PROBLEM REQUIREMENTS = The full set of entries must be copied exactly.

PROVIDED DATA =
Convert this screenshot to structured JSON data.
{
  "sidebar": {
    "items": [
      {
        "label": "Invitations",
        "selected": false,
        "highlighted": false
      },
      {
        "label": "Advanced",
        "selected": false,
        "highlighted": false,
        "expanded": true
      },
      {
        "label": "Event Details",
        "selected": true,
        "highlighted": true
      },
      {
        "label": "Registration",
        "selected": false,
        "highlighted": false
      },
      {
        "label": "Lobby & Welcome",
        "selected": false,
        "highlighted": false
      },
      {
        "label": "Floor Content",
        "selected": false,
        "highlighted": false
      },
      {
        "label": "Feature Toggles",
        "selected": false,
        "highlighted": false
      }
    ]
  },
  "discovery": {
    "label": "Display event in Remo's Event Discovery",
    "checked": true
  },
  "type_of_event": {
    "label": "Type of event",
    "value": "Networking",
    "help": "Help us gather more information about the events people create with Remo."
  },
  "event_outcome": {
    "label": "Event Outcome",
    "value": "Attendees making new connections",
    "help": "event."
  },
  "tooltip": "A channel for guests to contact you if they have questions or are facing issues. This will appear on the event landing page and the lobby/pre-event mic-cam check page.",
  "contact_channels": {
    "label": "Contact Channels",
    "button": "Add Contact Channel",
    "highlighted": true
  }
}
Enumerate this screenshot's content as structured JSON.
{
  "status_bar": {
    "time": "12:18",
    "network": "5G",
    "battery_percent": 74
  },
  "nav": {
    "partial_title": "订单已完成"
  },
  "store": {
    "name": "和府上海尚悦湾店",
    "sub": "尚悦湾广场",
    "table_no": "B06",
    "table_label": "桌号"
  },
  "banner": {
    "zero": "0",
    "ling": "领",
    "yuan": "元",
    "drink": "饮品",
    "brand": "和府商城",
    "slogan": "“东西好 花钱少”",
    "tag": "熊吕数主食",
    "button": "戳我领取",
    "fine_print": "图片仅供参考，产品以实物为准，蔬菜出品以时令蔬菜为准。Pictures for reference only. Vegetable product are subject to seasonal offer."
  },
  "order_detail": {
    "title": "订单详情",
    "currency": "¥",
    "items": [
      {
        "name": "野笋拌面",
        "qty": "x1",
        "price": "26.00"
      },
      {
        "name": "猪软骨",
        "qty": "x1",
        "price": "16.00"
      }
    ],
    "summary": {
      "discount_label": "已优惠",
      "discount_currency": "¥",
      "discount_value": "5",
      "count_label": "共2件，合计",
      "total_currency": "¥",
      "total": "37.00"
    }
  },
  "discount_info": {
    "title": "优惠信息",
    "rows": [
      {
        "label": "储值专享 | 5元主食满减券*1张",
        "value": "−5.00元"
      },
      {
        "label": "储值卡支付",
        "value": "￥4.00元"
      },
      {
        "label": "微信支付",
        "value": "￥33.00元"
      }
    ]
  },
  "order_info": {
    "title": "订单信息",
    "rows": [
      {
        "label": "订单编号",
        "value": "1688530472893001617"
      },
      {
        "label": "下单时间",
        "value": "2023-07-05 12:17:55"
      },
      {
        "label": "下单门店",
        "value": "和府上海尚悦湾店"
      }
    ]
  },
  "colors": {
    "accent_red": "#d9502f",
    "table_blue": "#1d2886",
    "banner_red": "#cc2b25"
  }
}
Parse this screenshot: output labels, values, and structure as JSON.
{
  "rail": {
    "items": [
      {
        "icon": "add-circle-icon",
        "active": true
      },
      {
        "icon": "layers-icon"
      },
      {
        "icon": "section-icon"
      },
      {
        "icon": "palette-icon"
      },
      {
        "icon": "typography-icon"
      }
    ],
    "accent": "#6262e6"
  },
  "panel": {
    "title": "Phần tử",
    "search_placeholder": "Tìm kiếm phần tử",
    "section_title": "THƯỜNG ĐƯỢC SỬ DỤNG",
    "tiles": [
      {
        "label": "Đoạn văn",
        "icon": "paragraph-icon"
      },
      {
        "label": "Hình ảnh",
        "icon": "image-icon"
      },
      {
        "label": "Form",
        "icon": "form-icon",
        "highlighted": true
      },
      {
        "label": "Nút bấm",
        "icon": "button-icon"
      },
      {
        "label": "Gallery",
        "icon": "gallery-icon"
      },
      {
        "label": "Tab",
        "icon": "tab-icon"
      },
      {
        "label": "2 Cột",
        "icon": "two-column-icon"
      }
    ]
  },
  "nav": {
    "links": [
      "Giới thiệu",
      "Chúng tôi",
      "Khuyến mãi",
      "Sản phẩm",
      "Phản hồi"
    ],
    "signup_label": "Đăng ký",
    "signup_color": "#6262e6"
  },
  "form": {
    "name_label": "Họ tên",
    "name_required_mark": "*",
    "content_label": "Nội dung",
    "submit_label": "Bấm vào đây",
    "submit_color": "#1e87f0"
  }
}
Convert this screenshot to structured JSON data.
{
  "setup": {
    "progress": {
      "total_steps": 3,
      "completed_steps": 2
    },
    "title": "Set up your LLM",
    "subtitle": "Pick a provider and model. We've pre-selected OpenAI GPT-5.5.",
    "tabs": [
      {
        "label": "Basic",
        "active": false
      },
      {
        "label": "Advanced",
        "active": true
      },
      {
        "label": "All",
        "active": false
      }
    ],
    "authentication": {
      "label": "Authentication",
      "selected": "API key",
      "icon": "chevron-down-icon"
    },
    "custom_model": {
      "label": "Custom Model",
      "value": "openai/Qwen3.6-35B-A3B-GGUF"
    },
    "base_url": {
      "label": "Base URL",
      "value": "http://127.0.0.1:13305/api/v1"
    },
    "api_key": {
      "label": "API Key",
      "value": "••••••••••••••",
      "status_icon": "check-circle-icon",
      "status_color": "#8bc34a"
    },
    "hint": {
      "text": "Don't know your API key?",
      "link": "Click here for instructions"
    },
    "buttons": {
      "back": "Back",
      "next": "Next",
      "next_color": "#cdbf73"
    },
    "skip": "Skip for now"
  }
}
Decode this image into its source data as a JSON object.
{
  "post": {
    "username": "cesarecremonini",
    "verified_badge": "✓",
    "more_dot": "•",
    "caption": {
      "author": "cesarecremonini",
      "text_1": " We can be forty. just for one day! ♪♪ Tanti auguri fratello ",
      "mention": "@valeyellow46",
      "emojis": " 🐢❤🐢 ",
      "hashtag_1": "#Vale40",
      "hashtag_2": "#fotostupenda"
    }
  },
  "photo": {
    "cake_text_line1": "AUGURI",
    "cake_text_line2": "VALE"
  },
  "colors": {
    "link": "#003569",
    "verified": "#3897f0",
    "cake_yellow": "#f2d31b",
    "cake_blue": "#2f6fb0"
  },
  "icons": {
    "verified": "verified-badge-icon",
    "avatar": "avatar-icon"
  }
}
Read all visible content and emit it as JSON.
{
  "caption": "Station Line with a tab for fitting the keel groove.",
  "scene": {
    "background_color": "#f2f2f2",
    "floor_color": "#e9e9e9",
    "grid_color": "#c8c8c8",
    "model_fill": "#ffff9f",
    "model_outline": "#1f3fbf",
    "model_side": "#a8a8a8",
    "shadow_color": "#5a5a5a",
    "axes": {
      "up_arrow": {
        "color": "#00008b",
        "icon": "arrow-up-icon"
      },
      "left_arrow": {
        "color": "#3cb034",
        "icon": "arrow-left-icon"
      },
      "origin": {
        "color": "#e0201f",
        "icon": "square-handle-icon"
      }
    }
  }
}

EXERCISE ANSWER =
Convert this screenshot to structured JSON data.
{
  "sidebar": {
    "items": [
      {
        "label": "Invitations",
        "selected": false,
        "highlighted": false
      },
      {
        "label": "Advanced",
        "selected": false,
        "highlighted": false,
        "expanded": true
      },
      {
        "label": "Event Details",
        "selected": true,
        "highlighted": true
      },
      {
        "label": "Registration",
        "selected": false,
        "highlighted": false
      },
      {
        "label": "Lobby & Welcome",
        "selected": false,
        "highlighted": false
      },
      {
        "label": "Floor Content",
        "selected": false,
        "highlighted": false
      },
      {
        "label": "Feature Toggles",
        "selected": false,
        "highlighted": false
      }
    ]
  },
  "discovery": {
    "label": "Display event in Remo's Event Discovery",
    "checked": true
  },
  "type_of_event": {
    "label": "Type of event",
    "value": "Networking",
    "help": "Help us gather more information about the events people create with Remo."
  },
  "event_outcome": {
    "label": "Event Outcome",
    "value": "Attendees making new connections",
    "help": "event."
  },
  "tooltip": "A channel for guests to contact you if they have questions or are facing issues. This will appear on the event landing page and the lobby/pre-event mic-cam check page.",
  "contact_channels": {
    "label": "Contact Channels",
    "button": "Add Contact Channel",
    "highlighted": true
  }
}
Enumerate this screenshot's content as structured JSON.
{
  "status_bar": {
    "time": "12:18",
    "network": "5G",
    "battery_percent": 74
  },
  "nav": {
    "partial_title": "订单已完成"
  },
  "store": {
    "name": "和府上海尚悦湾店",
    "sub": "尚悦湾广场",
    "table_no": "B06",
    "table_label": "桌号"
  },
  "banner": {
    "zero": "0",
    "ling": "领",
    "yuan": "元",
    "drink": "饮品",
    "brand": "和府商城",
    "slogan": "“东西好 花钱少”",
    "tag": "熊吕数主食",
    "button": "戳我领取",
    "fine_print": "图片仅供参考，产品以实物为准，蔬菜出品以时令蔬菜为准。Pictures for reference only. Vegetable product are subject to seasonal offer."
  },
  "order_detail": {
    "title": "订单详情",
    "currency": "¥",
    "items": [
      {
        "name": "野笋拌面",
        "qty": "x1",
        "price": "26.00"
      },
      {
        "name": "猪软骨",
        "qty": "x1",
        "price": "16.00"
      }
    ],
    "summary": {
      "discount_label": "已优惠",
      "discount_currency": "¥",
      "discount_value": "5",
      "count_label": "共2件，合计",
      "total_currency": "¥",
      "total": "37.00"
    }
  },
  "discount_info": {
    "title": "优惠信息",
    "rows": [
      {
        "label": "储值专享 | 5元主食满减券*1张",
        "value": "−5.00元"
      },
      {
        "label": "储值卡支付",
        "value": "￥4.00元"
      },
      {
        "label": "微信支付",
        "value": "￥33.00元"
      }
    ]
  },
  "order_info": {
    "title": "订单信息",
    "rows": [
      {
        "label": "订单编号",
        "value": "1688530472893001617"
      },
      {
        "label": "下单时间",
        "value": "2023-07-05 12:17:55"
      },
      {
        "label": "下单门店",
        "value": "和府上海尚悦湾店"
      }
    ]
  },
  "colors": {
    "accent_red": "#d9502f",
    "table_blue": "#1d2886",
    "banner_red": "#cc2b25"
  }
}
Parse this screenshot: output labels, values, and structure as JSON.
{
  "rail": {
    "items": [
      {
        "icon": "add-circle-icon",
        "active": true
      },
      {
        "icon": "layers-icon"
      },
      {
        "icon": "section-icon"
      },
      {
        "icon": "palette-icon"
      },
      {
        "icon": "typography-icon"
      }
    ],
    "accent": "#6262e6"
  },
  "panel": {
    "title": "Phần tử",
    "search_placeholder": "Tìm kiếm phần tử",
    "section_title": "THƯỜNG ĐƯỢC SỬ DỤNG",
    "tiles": [
      {
        "label": "Đoạn văn",
        "icon": "paragraph-icon"
      },
      {
        "label": "Hình ảnh",
        "icon": "image-icon"
      },
      {
        "label": "Form",
        "icon": "form-icon",
        "highlighted": true
      },
      {
        "label": "Nút bấm",
        "icon": "button-icon"
      },
      {
        "label": "Gallery",
        "icon": "gallery-icon"
      },
      {
        "label": "Tab",
        "icon": "tab-icon"
      },
      {
        "label": "2 Cột",
        "icon": "two-column-icon"
      }
    ]
  },
  "nav": {
    "links": [
      "Giới thiệu",
      "Chúng tôi",
      "Khuyến mãi",
      "Sản phẩm",
      "Phản hồi"
    ],
    "signup_label": "Đăng ký",
    "signup_color": "#6262e6"
  },
  "form": {
    "name_label": "Họ tên",
    "name_required_mark": "*",
    "content_label": "Nội dung",
    "submit_label": "Bấm vào đây",
    "submit_color": "#1e87f0"
  }
}
Convert this screenshot to structured JSON data.
{
  "setup": {
    "progress": {
      "total_steps": 3,
      "completed_steps": 2
    },
    "title": "Set up your LLM",
    "subtitle": "Pick a provider and model. We've pre-selected OpenAI GPT-5.5.",
    "tabs": [
      {
        "label": "Basic",
        "active": false
      },
      {
        "label": "Advanced",
        "active": true
      },
      {
        "label": "All",
        "active": false
      }
    ],
    "authentication": {
      "label": "Authentication",
      "selected": "API key",
      "icon": "chevron-down-icon"
    },
    "custom_model": {
      "label": "Custom Model",
      "value": "openai/Qwen3.6-35B-A3B-GGUF"
    },
    "base_url": {
      "label": "Base URL",
      "value": "http://127.0.0.1:13305/api/v1"
    },
    "api_key": {
      "label": "API Key",
      "value": "••••••••••••••",
      "status_icon": "check-circle-icon",
      "status_color": "#8bc34a"
    },
    "hint": {
      "text": "Don't know your API key?",
      "link": "Click here for instructions"
    },
    "buttons": {
      "back": "Back",
      "next": "Next",
      "next_color": "#cdbf73"
    },
    "skip": "Skip for now"
  }
}
Decode this image into its source data as a JSON object.
{
  "post": {
    "username": "cesarecremonini",
    "verified_badge": "✓",
    "more_dot": "•",
    "caption": {
      "author": "cesarecremonini",
      "text_1": " We can be forty. just for one day! ♪♪ Tanti auguri fratello ",
      "mention": "@valeyellow46",
      "emojis": " 🐢❤🐢 ",
      "hashtag_1": "#Vale40",
      "hashtag_2": "#fotostupenda"
    }
  },
  "photo": {
    "cake_text_line1": "AUGURI",
    "cake_text_line2": "VALE"
  },
  "colors": {
    "link": "#003569",
    "verified": "#3897f0",
    "cake_yellow": "#f2d31b",
    "cake_blue": "#2f6fb0"
  },
  "icons": {
    "verified": "verified-badge-icon",
    "avatar": "avatar-icon"
  }
}
Read all visible content and emit it as JSON.
{
  "caption": "Station Line with a tab for fitting the keel groove.",
  "scene": {
    "background_color": "#f2f2f2",
    "floor_color": "#e9e9e9",
    "grid_color": "#c8c8c8",
    "model_fill": "#ffff9f",
    "model_outline": "#1f3fbf",
    "model_side": "#a8a8a8",
    "shadow_color": "#5a5a5a",
    "axes": {
      "up_arrow": {
        "color": "#00008b",
        "icon": "arrow-up-icon"
      },
      "left_arrow": {
        "color": "#3cb034",
        "icon": "arrow-left-icon"
      },
      "origin": {
        "color": "#e0201f",
        "icon": "square-handle-icon"
      }
    }
  }
}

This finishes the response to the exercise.